The message is also that any other option of resisting the occupation is off the table. Choose non-violence, such as boycott, divestment and sanctions (BDS), and you will be labelled antisemitic. Whatever it does, Israel cannot be sanctioned. Whatever it does, Israel cannot be prosecuted by the International Criminal Court for war crimes, whose current investigation has been condemned by the US and UK.
Deepening the conflict
So what exactly can you do, if you are a Palestinian living under Israeli occupation in the West Bank, East Jerusalem or Gaza? To the Palestinian diaspora, particularly in the UK, this move sends an even more damaging message.
Exactly as was predicted when antisemitism was broadened through a “working definition”, which includes examples such as holding Jews collectively responsible for the actions of the state of Israel, the ability of anyone in Britain to support the Palestinian cause is being diminished.
Attempt to mount an exhibition, and you will be ever harder put to find a venue. Stage a meeting in a university, and you will be monitored by Prevent. You could be targeted on social media as an antisemite and lose your job. Now, you could also be branded as a supporter of a proscribed organisation and jailed for 14 years, or lose your citizenship without any recourse to a court.
None of this will solve the conflict. It will only deepen it. Patel has done something that even Blair would not do, for all his hatred of political Islam.
Blair, who had engaged in seven rounds of negotiations with Khaled Meshaal, then the political director of Hamas in Doha, in 2015, said two years later that he regretted that the UK and other western countries had excluded Hamas from the negotiating table and supported Israel’s blockade of Gaza – and he acknowledged the UK had maintained an informal dialogue with the group.
This approach solves conflicts, and it is the one Blair and his predecessor, John Major, both used in reaching peace in Northern Ireland. They talked to the IRA, and they did it directly.

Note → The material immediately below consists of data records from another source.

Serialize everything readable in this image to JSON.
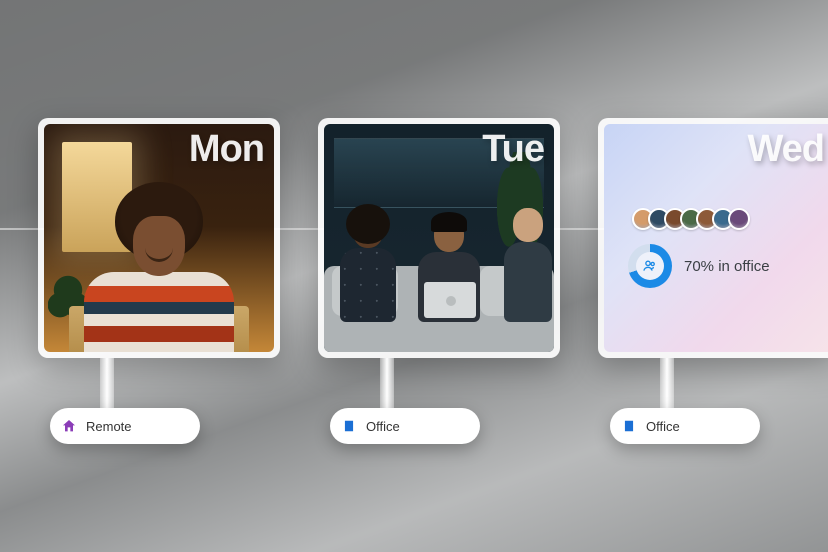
{
  "days": [
    {
      "short": "Mon",
      "location_label": "Remote",
      "location_icon": "home-icon",
      "accent": "#8b3db8"
    },
    {
      "short": "Tue",
      "location_label": "Office",
      "location_icon": "building-icon",
      "accent": "#1b6fd4"
    },
    {
      "short": "Wed",
      "location_label": "Office",
      "location_icon": "building-icon",
      "accent": "#1b6fd4",
      "stats": {
        "percent": 70,
        "text": "70% in office",
        "avatar_colors": [
          "#d49b6a",
          "#2e4a63",
          "#7a4a2d",
          "#4b6a46",
          "#8d5a38",
          "#3a6a8d",
          "#6a4a7a"
        ]
      }
    }
  ]
}
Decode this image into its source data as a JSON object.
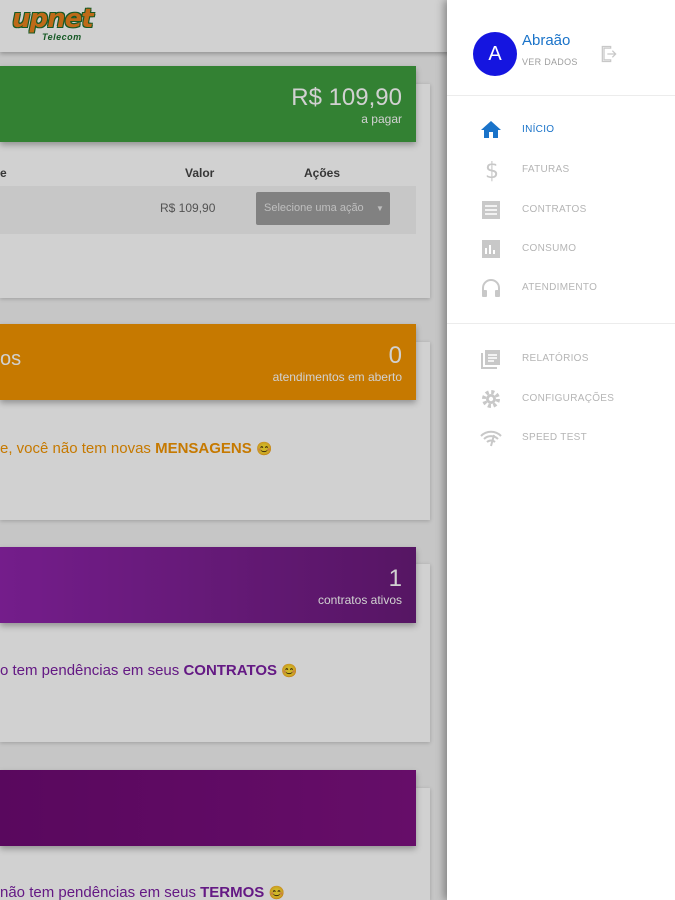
{
  "logo": {
    "word": "upnet",
    "sub": "Telecom"
  },
  "cards": {
    "invoice": {
      "amount": "R$ 109,90",
      "amount_sub": "a pagar",
      "col_valor": "Valor",
      "col_acoes": "Ações",
      "row_value": "R$ 109,90",
      "select_placeholder": "Selecione uma ação"
    },
    "tickets": {
      "title_fragment": "os",
      "count": "0",
      "count_sub": "atendimentos em aberto",
      "message_prefix": "e, você não tem novas ",
      "message_bold": "MENSAGENS",
      "emoji": "😊"
    },
    "contracts": {
      "count": "1",
      "count_sub": "contratos ativos",
      "message_prefix": "o tem pendências em seus ",
      "message_bold": "CONTRATOS",
      "emoji": "😊"
    },
    "terms": {
      "message_prefix": "não tem pendências em seus ",
      "message_bold": "TERMOS",
      "emoji": "😊"
    }
  },
  "drawer": {
    "avatar_letter": "A",
    "user_name": "Abraão",
    "user_link": "VER DADOS",
    "menu_primary": [
      {
        "label": "INÍCIO",
        "icon": "home-icon"
      },
      {
        "label": "FATURAS",
        "icon": "dollar-icon"
      },
      {
        "label": "CONTRATOS",
        "icon": "document-icon"
      },
      {
        "label": "CONSUMO",
        "icon": "chart-icon"
      },
      {
        "label": "ATENDIMENTO",
        "icon": "headset-icon"
      }
    ],
    "menu_secondary": [
      {
        "label": "RELATÓRIOS",
        "icon": "report-icon"
      },
      {
        "label": "CONFIGURAÇÕES",
        "icon": "gear-icon"
      },
      {
        "label": "SPEED TEST",
        "icon": "wifi-icon"
      }
    ]
  },
  "colors": {
    "green": "#3f9e3f",
    "orange": "#f29400",
    "purple": "#8e24aa",
    "primary_blue": "#1a73c9",
    "avatar_blue": "#1515e0"
  }
}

Former Prime Minister Margaret Thatcher – so admired by Patel – is discredited on this issue. Thatcher famously said at a Commonwealth summit in Vancouver in 1987: “A considerable number of the ANC leaders are communists … When the ANC says that they will target British companies, this shows what a typical terrorist organisation it is. I fought terrorism all my life … I will have nothing to do with any organisation that practises violence. I have never seen anyone from ANC or the PLO [Palestine Liberation Organization] or the IRA and would not do so.” And look at what happened to the ANC in South Africa, or indeed Sinn Fein on both sides of the border today.
Patel’s ban, a move resisted by Blair at the height of the Second Intifada, has done immeasurable damage to the search for peace in Palestine.
Source: Middle East Eye